• [Directions]: For each line of the data below, copy it if it holds the word "This".

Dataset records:
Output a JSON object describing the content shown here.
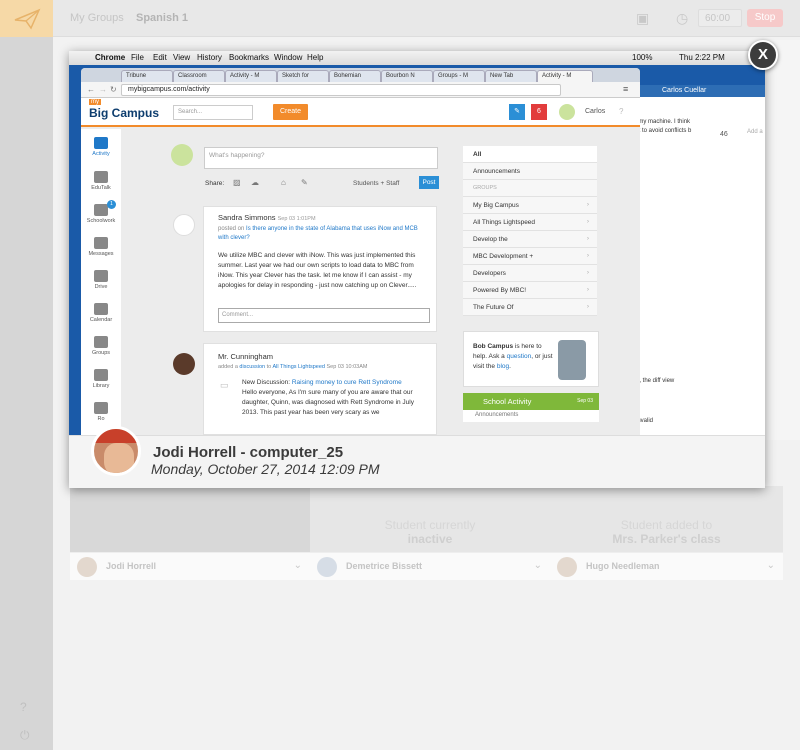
{
  "header": {
    "breadcrumb_groups": "My Groups",
    "breadcrumb_current": "Spanish 1",
    "timer": "60:00",
    "stop_label": "Stop"
  },
  "overlay": {
    "mac_menu": [
      "Chrome",
      "File",
      "Edit",
      "View",
      "History",
      "Bookmarks",
      "Window",
      "Help"
    ],
    "mac_status": "100%",
    "mac_time": "Thu 2:22 PM",
    "tabs": [
      "Tribune",
      "Classroom",
      "Activity - M",
      "Sketch for",
      "Bohemian",
      "Bourbon N",
      "Groups - M",
      "New Tab",
      "Activity - M"
    ],
    "url": "mybigcampus.com/activity",
    "behind_user": "Carlos Cuellar",
    "behind_count": "46",
    "behind_text_1": "on my machine. I think",
    "behind_text_2": "port to avoid conflicts b",
    "behind_text_3": "wer, the diff view",
    "behind_text_4": "is invalid",
    "behind_add": "Add a",
    "app": {
      "logo_small": "my",
      "logo": "Big Campus",
      "search_placeholder": "Search...",
      "create": "Create",
      "notif_count": "6",
      "user": "Carlos",
      "nav": [
        "Activity",
        "EduTalk",
        "Schoolwork",
        "Messages",
        "Drive",
        "Calendar",
        "Groups",
        "Library",
        "Ro"
      ],
      "schoolwork_badge": "1",
      "compose_placeholder": "What's happening?",
      "share_label": "Share:",
      "audience": "Students + Staff",
      "post": "Post",
      "post1": {
        "author": "Sandra Simmons",
        "time": "Sep 03 1:01PM",
        "posted_on": "posted on",
        "link": "Is there anyone in the state of Alabama that uses iNow and MCB with clever?",
        "body": "We utilize MBC and clever with iNow. This was just implemented this summer. Last year we had our own scripts to load data to MBC from iNow. This year Clever has the task. let me know if I can assist - my apologies for delay in responding - just now catching up on Clever.....",
        "comment_placeholder": "Comment..."
      },
      "post2": {
        "author": "Mr. Cunningham",
        "added": "added a",
        "discussion": "discussion",
        "to": "to",
        "group": "All Things Lightspeed",
        "time": "Sep 03 10:03AM",
        "nd_label": "New Discussion:",
        "nd_title": "Raising money to cure Rett Syndrome",
        "body": "Hello everyone, As I'm sure many of you are aware that our daughter, Quinn, was diagnosed with Rett Syndrome in July 2013. This past year has been very scary as we"
      },
      "side": {
        "all": "All",
        "announcements": "Announcements",
        "groups_heading": "GROUPS",
        "groups": [
          "My Big Campus",
          "All Things Lightspeed",
          "Develop the",
          "MBC Development +",
          "Developers",
          "Powered By MBC!",
          "The Future Of"
        ]
      },
      "bob": {
        "name": "Bob Campus",
        "text1": " is here to help. Ask a",
        "link1": "question",
        "text2": ", or just visit the",
        "link2": "blog",
        "text3": "."
      },
      "school_activity": "School Activity",
      "school_date": "Sep 03",
      "school_announcements": "Announcements"
    },
    "student_name": "Jodi Horrell - computer_25",
    "timestamp": "Monday, October 27, 2014 12:09 PM"
  },
  "close_label": "X",
  "cards": [
    {
      "name": "Jodi Horrell",
      "msg1": "",
      "msg2": ""
    },
    {
      "name": "Demetrice Bissett",
      "msg1": "Student currently",
      "msg2": "inactive"
    },
    {
      "name": "Hugo Needleman",
      "msg1": "Student added to",
      "msg2": "Mrs. Parker's class"
    }
  ]
}
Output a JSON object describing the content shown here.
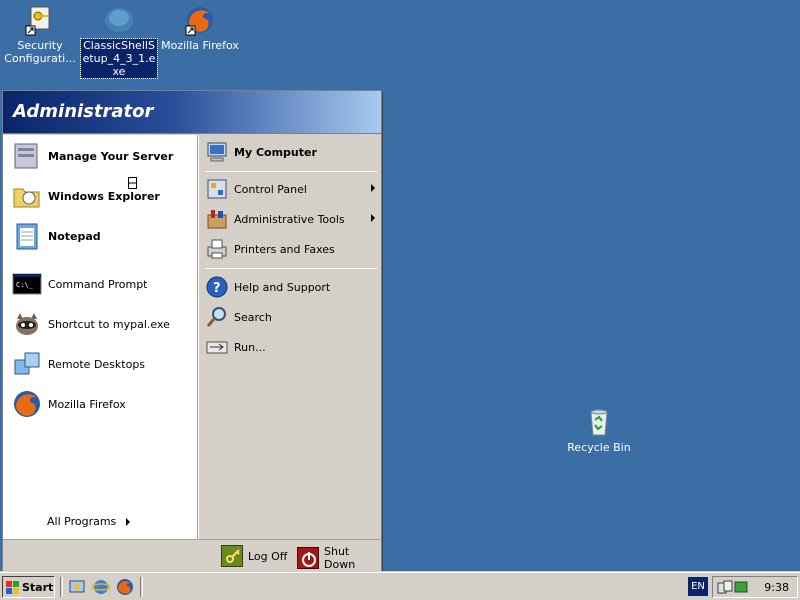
{
  "desktop": {
    "icons": [
      {
        "label": "Security Configurati...",
        "name": "security-config-icon"
      },
      {
        "label": "ClassicShellSetup_4_3_1.exe",
        "name": "classicshell-setup-icon"
      },
      {
        "label": "Mozilla Firefox",
        "name": "firefox-desktop-icon"
      },
      {
        "label": "Recycle Bin",
        "name": "recycle-bin-icon"
      }
    ]
  },
  "start_menu": {
    "user": "Administrator",
    "pinned": [
      {
        "label": "Manage Your Server",
        "icon": "server-icon"
      },
      {
        "label": "Windows Explorer",
        "icon": "explorer-folder-icon"
      },
      {
        "label": "Notepad",
        "icon": "notepad-icon"
      }
    ],
    "recent": [
      {
        "label": "Command Prompt",
        "icon": "command-prompt-icon"
      },
      {
        "label": "Shortcut to mypal.exe",
        "icon": "mypal-raccoon-icon"
      },
      {
        "label": "Remote Desktops",
        "icon": "remote-desktops-icon"
      },
      {
        "label": "Mozilla Firefox",
        "icon": "firefox-icon"
      }
    ],
    "all_programs": "All Programs",
    "right": {
      "my_computer": "My Computer",
      "items": [
        {
          "label": "Control Panel",
          "icon": "control-panel-icon",
          "submenu": true
        },
        {
          "label": "Administrative Tools",
          "icon": "admin-tools-icon",
          "submenu": true
        },
        {
          "label": "Printers and Faxes",
          "icon": "printer-icon",
          "submenu": false
        }
      ],
      "items2": [
        {
          "label": "Help and Support",
          "icon": "help-icon"
        },
        {
          "label": "Search",
          "icon": "search-icon"
        },
        {
          "label": "Run...",
          "icon": "run-icon"
        }
      ]
    },
    "log_off": "Log Off",
    "shut_down": "Shut Down"
  },
  "taskbar": {
    "start": "Start",
    "language": "EN",
    "clock": "9:38"
  },
  "colors": {
    "desktop": "#3a6ea5",
    "header_dark": "#0a246a",
    "header_light": "#a6caf0"
  }
}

• [Exercise result]:
        "body": "We utilize MBC and clever with iNow. This was just implemented this summer. Last year we had our own scripts to load data to MBC from iNow. This year Clever has the task. let me know if I can assist - my apologies for delay in responding - just now catching up on Clever.....",
        "body": "Hello everyone, As I'm sure many of you are aware that our daughter, Quinn, was diagnosed with Rett Syndrome in July 2013. This past year has been very scary as we"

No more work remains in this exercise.